BEGIN Data shown

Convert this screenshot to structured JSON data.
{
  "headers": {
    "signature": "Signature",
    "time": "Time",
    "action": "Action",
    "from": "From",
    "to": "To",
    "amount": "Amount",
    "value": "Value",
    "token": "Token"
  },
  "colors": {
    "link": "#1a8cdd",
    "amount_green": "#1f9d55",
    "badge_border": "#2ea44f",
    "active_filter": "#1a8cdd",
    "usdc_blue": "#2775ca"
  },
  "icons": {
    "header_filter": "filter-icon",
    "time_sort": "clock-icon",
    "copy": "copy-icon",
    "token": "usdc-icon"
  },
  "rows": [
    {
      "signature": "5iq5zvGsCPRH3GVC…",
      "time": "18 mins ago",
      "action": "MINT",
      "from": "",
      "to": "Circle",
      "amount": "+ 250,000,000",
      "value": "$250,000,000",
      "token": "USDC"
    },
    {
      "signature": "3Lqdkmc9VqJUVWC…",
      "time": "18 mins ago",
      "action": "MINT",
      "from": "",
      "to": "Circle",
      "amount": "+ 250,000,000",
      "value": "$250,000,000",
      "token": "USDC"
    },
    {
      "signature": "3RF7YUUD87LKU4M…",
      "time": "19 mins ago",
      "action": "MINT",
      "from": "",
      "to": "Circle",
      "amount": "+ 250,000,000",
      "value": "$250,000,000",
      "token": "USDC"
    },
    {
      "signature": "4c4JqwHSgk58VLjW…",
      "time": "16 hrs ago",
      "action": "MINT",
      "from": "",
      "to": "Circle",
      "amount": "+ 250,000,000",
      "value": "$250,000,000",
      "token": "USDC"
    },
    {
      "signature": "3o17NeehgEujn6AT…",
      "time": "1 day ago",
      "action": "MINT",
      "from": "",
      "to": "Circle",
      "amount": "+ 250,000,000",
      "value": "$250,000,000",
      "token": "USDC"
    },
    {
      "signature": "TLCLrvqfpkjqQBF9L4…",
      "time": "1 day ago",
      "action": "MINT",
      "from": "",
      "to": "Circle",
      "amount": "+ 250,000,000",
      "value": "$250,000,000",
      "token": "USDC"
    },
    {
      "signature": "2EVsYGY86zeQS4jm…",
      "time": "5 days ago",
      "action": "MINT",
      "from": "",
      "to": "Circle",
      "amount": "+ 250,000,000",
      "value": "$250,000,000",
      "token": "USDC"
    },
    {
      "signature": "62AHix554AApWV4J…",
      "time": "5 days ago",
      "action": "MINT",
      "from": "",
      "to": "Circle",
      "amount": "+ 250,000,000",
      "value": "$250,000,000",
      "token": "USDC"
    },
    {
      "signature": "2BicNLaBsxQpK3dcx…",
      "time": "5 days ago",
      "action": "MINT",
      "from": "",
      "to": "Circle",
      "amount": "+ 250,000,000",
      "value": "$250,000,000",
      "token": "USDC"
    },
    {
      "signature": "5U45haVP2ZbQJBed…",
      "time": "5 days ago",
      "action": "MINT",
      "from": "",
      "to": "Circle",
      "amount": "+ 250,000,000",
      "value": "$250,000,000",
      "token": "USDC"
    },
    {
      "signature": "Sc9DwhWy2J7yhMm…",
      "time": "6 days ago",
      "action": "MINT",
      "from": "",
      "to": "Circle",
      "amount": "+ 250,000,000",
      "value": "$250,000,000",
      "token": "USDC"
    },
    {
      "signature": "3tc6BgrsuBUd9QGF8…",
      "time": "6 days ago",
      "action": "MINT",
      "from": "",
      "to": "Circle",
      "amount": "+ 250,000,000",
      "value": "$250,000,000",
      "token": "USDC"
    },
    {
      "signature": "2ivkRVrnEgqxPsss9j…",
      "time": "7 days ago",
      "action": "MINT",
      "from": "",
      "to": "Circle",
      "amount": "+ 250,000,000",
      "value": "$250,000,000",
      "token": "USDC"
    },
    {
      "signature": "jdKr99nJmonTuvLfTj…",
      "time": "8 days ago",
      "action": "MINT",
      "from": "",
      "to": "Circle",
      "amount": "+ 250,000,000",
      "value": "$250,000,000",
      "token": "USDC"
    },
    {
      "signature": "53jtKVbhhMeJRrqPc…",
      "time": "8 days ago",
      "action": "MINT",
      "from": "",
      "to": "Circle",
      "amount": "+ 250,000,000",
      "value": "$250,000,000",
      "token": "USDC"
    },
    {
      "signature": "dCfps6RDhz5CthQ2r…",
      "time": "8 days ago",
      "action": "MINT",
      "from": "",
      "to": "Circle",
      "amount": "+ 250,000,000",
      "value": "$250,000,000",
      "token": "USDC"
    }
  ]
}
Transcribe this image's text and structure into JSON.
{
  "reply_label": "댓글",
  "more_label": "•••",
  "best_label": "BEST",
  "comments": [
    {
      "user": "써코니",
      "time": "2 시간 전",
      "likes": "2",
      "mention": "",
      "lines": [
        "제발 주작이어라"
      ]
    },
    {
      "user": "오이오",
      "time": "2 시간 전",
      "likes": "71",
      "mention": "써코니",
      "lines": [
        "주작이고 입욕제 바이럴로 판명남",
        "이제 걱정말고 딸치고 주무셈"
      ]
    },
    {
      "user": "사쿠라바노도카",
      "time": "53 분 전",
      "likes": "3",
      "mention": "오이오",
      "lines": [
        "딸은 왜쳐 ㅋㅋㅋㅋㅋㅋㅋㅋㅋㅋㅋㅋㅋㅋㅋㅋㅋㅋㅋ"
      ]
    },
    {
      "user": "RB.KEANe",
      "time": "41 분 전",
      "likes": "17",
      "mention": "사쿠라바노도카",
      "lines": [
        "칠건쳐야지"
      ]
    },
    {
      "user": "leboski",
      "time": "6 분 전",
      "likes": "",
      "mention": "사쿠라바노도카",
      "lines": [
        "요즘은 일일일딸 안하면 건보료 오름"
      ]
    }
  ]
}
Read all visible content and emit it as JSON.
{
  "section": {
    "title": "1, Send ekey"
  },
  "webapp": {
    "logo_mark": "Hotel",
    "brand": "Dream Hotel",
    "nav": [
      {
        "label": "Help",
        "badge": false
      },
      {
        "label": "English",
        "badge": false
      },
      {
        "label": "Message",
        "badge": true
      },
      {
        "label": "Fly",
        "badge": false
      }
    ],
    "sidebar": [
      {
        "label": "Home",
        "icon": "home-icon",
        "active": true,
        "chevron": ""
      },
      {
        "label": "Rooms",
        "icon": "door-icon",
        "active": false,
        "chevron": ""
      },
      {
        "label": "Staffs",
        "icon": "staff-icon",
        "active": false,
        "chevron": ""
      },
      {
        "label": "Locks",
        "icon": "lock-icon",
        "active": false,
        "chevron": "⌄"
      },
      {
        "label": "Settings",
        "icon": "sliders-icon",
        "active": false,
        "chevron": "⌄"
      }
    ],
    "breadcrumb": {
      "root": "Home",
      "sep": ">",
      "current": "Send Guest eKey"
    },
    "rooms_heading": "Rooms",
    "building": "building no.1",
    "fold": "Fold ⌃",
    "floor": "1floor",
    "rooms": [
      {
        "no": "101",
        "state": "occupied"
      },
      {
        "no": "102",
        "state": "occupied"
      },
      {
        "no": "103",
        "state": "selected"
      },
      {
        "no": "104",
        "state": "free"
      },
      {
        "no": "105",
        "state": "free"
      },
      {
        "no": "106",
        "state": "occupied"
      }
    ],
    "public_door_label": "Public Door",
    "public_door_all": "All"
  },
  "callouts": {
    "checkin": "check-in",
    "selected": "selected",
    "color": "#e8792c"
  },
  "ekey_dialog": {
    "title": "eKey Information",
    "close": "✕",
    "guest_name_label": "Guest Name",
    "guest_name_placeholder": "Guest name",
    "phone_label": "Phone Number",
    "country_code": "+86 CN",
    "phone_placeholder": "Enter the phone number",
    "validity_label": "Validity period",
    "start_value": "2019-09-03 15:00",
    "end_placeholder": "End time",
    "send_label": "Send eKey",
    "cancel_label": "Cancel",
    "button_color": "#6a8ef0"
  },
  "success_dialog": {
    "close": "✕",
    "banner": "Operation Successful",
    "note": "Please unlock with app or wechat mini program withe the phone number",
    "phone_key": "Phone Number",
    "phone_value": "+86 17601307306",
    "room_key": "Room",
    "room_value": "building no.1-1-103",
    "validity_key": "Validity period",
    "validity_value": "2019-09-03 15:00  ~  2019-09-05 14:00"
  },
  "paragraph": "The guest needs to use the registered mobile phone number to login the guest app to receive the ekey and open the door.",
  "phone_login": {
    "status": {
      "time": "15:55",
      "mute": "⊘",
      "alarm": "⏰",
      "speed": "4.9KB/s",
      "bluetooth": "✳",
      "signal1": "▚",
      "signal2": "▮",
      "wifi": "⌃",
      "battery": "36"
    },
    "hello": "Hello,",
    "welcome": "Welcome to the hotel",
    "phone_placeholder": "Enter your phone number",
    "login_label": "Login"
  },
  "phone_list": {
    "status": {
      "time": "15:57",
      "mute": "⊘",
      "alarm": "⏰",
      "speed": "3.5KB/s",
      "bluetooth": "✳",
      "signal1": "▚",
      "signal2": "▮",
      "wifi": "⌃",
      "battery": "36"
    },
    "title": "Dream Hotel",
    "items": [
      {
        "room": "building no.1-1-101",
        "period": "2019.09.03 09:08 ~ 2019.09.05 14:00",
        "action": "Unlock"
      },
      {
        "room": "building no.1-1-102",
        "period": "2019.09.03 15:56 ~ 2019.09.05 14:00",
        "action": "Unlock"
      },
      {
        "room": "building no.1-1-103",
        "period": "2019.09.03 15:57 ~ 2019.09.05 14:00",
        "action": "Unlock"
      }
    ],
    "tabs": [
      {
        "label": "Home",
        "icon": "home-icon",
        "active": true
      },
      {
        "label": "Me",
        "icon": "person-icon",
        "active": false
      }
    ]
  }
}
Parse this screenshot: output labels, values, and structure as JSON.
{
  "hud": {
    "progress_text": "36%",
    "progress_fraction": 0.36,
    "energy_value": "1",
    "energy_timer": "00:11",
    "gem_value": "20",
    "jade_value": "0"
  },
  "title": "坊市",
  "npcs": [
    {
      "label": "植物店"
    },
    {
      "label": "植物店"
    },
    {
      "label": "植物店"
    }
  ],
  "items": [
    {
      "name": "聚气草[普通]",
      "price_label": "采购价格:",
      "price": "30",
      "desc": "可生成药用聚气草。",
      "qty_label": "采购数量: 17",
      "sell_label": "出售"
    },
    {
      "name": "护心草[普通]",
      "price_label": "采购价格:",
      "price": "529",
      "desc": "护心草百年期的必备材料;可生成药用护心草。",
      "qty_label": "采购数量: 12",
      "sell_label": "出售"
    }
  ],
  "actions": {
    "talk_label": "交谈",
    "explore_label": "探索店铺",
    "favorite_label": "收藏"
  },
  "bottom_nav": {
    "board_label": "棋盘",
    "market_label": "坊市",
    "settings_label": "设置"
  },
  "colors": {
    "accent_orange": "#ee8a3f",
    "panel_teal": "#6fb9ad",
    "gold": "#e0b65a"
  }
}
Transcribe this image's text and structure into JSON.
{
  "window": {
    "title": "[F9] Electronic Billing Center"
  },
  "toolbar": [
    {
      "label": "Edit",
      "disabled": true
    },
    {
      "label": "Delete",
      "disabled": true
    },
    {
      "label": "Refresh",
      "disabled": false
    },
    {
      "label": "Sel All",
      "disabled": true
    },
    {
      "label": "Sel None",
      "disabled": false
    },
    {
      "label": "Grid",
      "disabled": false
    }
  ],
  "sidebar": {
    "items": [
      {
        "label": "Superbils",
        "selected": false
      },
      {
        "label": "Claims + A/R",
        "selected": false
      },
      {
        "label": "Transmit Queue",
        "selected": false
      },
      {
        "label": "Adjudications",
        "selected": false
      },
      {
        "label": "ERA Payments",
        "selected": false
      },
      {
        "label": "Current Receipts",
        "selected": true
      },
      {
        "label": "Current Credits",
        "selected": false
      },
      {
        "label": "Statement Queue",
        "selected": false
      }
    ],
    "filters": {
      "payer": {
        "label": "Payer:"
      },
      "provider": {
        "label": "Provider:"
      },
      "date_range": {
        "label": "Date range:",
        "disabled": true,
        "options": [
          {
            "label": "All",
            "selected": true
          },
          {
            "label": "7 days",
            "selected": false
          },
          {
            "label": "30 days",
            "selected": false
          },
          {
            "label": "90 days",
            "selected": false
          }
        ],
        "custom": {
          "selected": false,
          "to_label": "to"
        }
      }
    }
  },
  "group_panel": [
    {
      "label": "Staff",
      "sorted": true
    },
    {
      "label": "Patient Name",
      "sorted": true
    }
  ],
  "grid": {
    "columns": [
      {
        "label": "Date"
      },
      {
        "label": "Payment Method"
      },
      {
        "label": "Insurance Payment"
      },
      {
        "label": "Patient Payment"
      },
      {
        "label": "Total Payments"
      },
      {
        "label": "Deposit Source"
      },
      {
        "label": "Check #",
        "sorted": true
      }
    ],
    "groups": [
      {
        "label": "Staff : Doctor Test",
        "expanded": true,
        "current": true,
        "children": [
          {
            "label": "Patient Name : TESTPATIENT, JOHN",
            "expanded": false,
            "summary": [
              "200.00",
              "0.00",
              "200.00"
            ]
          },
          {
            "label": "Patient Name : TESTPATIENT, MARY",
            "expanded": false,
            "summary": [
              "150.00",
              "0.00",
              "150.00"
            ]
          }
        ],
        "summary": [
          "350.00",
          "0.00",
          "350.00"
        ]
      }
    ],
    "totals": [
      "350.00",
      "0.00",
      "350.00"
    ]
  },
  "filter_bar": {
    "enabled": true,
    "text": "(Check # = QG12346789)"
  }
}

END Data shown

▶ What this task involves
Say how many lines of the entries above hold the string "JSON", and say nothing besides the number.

▶ Solution to this exercise
5